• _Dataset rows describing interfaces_

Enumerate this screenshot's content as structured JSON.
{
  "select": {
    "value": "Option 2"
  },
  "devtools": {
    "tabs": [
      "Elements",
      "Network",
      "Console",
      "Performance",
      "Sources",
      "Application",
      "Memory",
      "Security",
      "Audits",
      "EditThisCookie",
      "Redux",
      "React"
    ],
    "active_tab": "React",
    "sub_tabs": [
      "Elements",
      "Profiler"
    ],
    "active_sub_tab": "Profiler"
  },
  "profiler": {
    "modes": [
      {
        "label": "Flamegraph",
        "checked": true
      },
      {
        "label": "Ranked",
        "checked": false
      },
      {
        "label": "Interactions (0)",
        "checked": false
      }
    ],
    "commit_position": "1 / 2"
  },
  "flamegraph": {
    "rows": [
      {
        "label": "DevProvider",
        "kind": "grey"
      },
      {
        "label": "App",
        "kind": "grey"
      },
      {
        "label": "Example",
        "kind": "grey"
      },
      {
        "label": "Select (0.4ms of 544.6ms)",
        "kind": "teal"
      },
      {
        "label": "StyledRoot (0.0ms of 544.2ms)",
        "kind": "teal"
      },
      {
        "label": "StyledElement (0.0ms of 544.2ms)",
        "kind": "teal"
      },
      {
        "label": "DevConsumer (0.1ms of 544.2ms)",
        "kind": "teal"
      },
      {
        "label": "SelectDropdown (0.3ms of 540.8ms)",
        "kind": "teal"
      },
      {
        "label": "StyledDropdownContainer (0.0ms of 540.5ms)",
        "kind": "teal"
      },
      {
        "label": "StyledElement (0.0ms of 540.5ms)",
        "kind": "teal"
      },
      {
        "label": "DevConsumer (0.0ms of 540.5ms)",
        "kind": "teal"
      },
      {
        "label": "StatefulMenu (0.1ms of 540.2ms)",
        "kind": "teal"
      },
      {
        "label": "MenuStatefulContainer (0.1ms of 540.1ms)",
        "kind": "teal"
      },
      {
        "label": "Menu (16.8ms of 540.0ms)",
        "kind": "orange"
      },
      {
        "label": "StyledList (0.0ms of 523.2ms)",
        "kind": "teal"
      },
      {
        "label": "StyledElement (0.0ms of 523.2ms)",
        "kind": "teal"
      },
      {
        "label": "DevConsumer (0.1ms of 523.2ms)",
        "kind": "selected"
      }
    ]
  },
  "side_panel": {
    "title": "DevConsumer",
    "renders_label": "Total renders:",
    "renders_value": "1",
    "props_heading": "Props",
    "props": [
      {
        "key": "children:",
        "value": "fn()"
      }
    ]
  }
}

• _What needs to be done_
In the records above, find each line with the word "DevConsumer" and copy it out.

• _Result of this exercise_
        "label": "DevConsumer (0.1ms of 544.2ms)",
        "label": "DevConsumer (0.0ms of 540.5ms)",
        "label": "DevConsumer (0.1ms of 523.2ms)",
    "title": "DevConsumer",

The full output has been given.